### Work item
Output the records exactly. Include every line.
##########
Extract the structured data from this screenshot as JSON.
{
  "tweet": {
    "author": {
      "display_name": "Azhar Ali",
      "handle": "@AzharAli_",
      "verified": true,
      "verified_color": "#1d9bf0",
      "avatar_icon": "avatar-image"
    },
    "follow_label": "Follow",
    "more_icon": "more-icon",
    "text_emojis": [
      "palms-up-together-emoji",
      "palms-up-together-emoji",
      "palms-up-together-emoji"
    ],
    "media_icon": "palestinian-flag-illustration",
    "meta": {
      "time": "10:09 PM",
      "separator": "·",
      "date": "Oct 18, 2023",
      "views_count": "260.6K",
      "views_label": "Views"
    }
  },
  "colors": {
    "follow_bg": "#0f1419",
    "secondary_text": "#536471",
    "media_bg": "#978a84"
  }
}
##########
### Task solution
Extract the structured data from this screenshot as JSON.
{
  "tweet": {
    "author": {
      "display_name": "Azhar Ali",
      "handle": "@AzharAli_",
      "verified": true,
      "verified_color": "#1d9bf0",
      "avatar_icon": "avatar-image"
    },
    "follow_label": "Follow",
    "more_icon": "more-icon",
    "text_emojis": [
      "palms-up-together-emoji",
      "palms-up-together-emoji",
      "palms-up-together-emoji"
    ],
    "media_icon": "palestinian-flag-illustration",
    "meta": {
      "time": "10:09 PM",
      "separator": "·",
      "date": "Oct 18, 2023",
      "views_count": "260.6K",
      "views_label": "Views"
    }
  },
  "colors": {
    "follow_bg": "#0f1419",
    "secondary_text": "#536471",
    "media_bg": "#978a84"
  }
}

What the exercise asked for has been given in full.